Input material -
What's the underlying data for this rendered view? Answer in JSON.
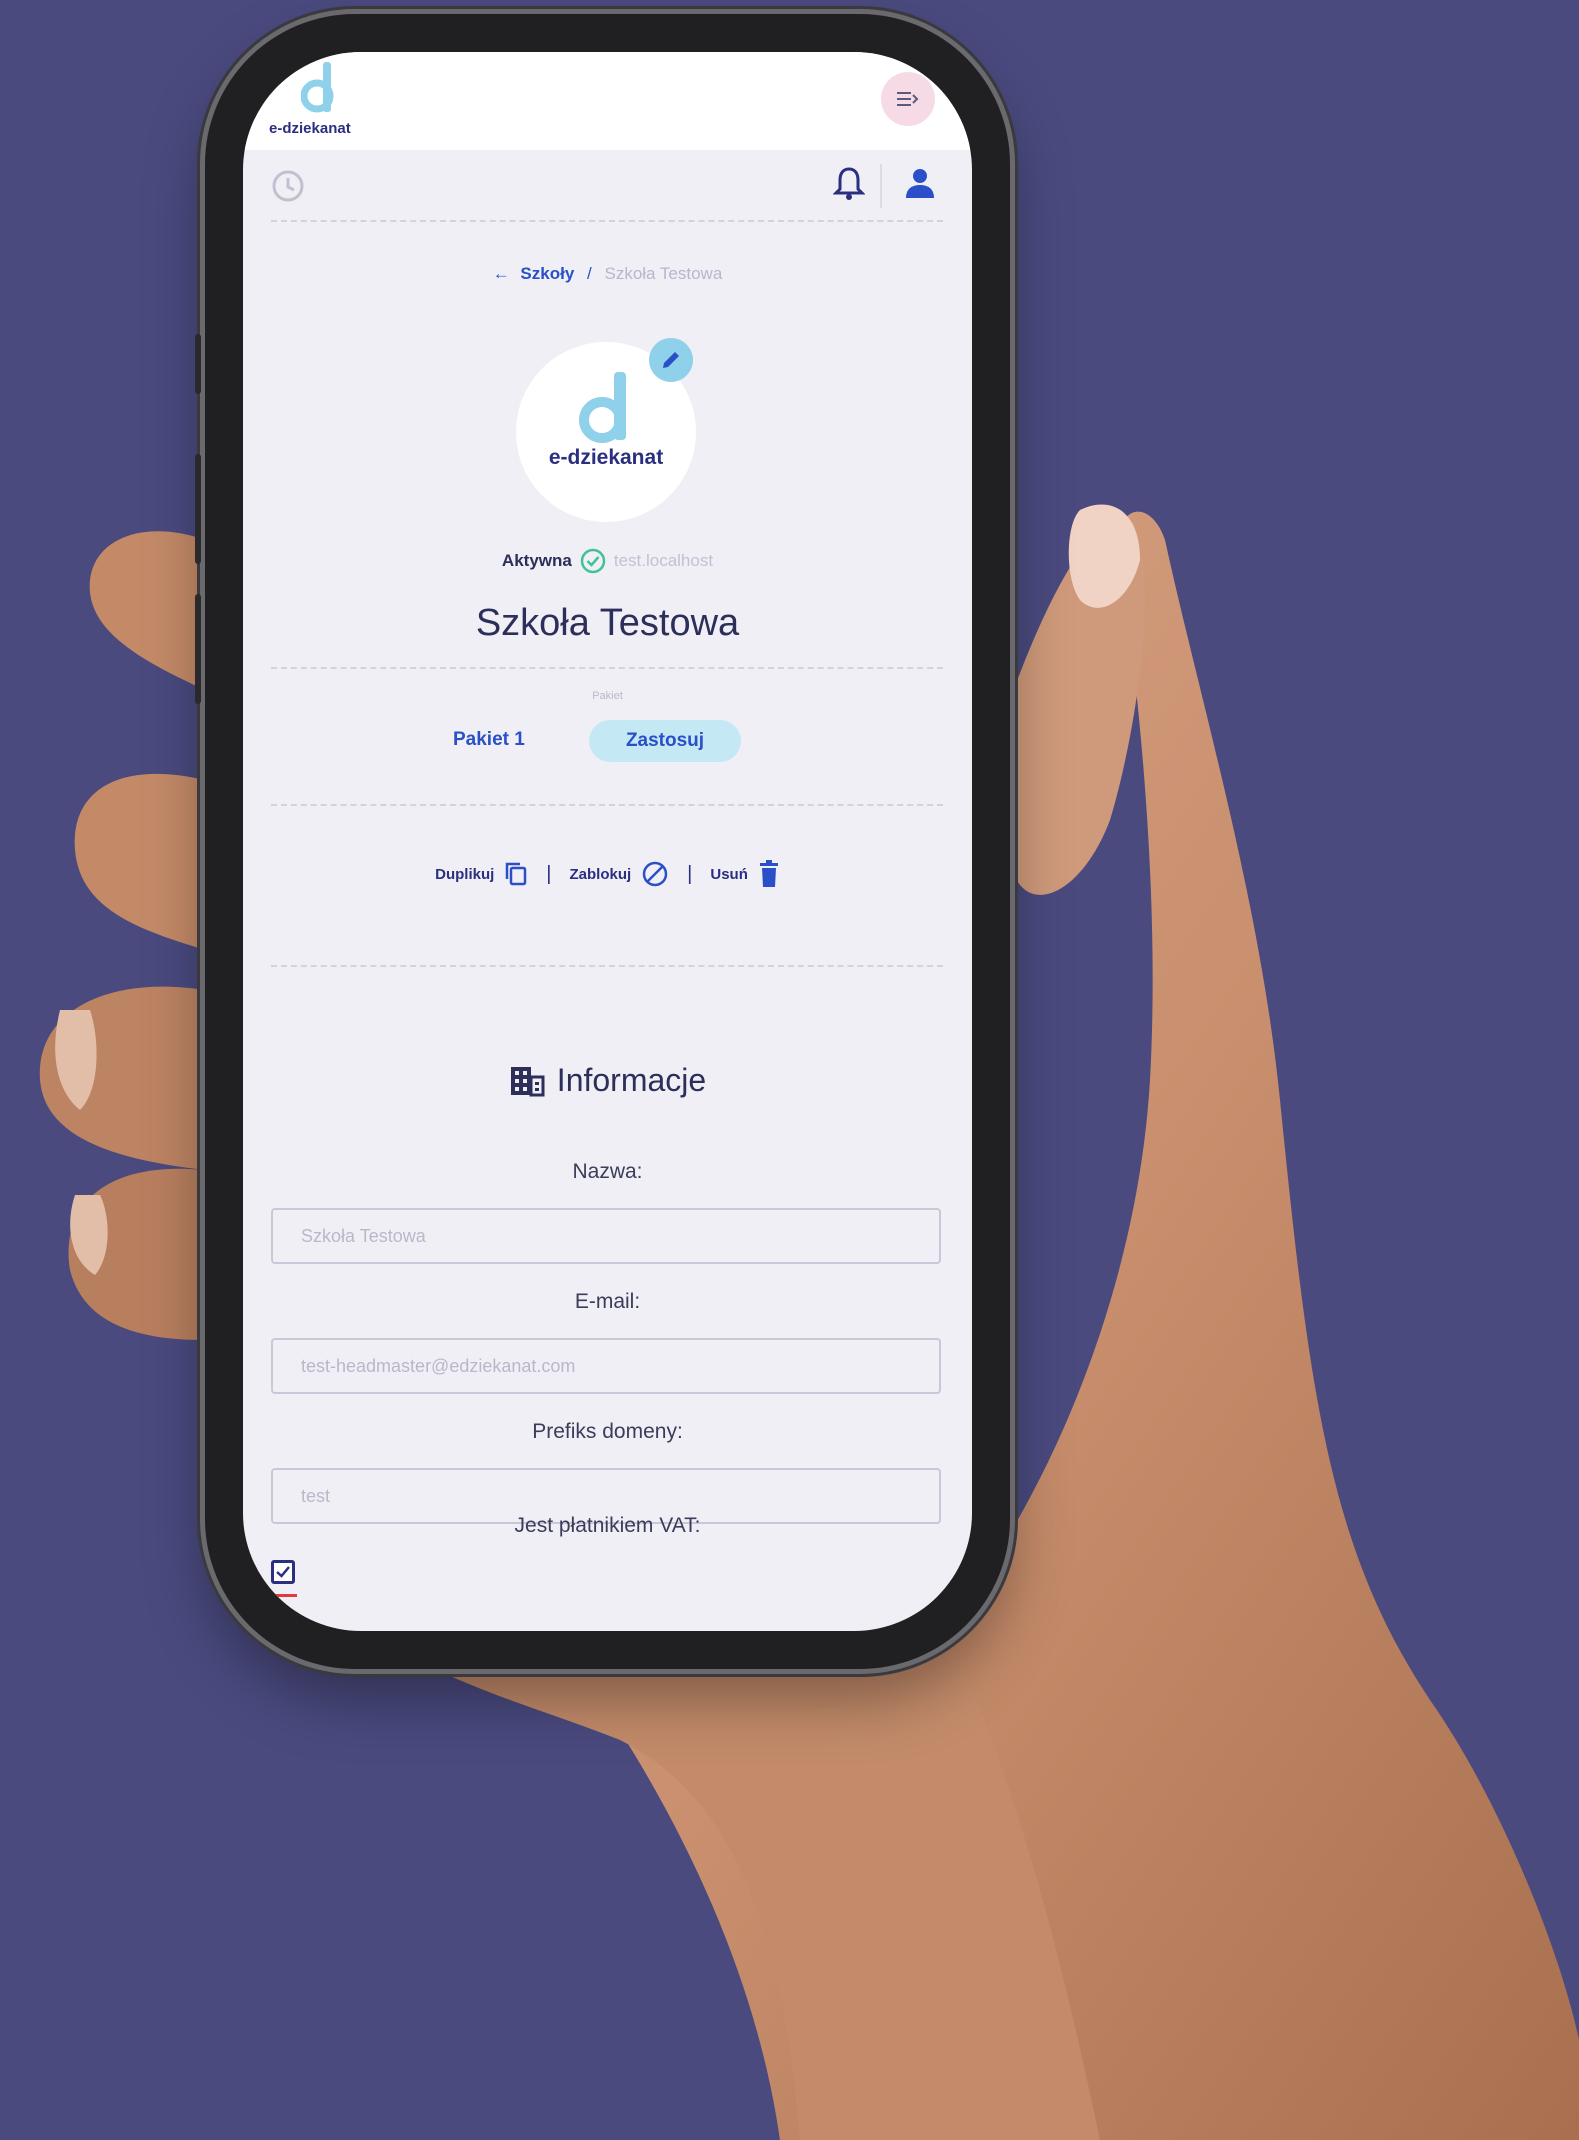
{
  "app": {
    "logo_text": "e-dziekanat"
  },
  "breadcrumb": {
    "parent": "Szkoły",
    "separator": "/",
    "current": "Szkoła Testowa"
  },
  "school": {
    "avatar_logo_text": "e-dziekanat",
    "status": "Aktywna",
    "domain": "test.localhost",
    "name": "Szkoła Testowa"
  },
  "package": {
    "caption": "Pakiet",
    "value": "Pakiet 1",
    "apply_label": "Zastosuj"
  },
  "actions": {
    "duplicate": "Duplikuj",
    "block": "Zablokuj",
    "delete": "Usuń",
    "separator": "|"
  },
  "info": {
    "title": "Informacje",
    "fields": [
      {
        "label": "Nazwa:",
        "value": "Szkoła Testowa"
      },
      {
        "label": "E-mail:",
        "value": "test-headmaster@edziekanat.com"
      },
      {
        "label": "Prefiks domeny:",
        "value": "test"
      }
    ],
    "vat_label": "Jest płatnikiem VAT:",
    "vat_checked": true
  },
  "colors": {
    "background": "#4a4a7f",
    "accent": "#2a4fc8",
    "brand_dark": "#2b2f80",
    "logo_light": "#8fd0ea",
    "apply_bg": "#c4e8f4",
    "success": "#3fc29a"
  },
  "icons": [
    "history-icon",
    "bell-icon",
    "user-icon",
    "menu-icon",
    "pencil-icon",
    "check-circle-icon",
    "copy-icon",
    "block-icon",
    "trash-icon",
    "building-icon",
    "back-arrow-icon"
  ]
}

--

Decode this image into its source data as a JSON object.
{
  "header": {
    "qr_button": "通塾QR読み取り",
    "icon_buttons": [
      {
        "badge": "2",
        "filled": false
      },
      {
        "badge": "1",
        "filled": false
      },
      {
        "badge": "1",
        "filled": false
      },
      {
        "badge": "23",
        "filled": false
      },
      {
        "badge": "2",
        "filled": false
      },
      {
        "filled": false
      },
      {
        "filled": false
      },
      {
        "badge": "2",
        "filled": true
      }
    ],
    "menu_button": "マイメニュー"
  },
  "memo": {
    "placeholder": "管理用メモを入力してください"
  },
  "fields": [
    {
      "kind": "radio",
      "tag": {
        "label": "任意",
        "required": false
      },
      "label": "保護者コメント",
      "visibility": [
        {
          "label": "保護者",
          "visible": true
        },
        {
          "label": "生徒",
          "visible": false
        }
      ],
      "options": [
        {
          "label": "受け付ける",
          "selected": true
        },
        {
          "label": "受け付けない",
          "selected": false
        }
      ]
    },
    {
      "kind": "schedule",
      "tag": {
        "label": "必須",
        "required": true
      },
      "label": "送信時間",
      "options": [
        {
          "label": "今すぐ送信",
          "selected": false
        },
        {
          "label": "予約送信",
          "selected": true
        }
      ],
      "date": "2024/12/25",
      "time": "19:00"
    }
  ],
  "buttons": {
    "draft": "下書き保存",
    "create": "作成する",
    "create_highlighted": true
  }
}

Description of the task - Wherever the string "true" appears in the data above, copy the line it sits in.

Exercise solution -
    "vat_checked": true
        "filled": true
          "visible": true
          "selected": true
        "required": true
          "selected": true
    "create_highlighted": true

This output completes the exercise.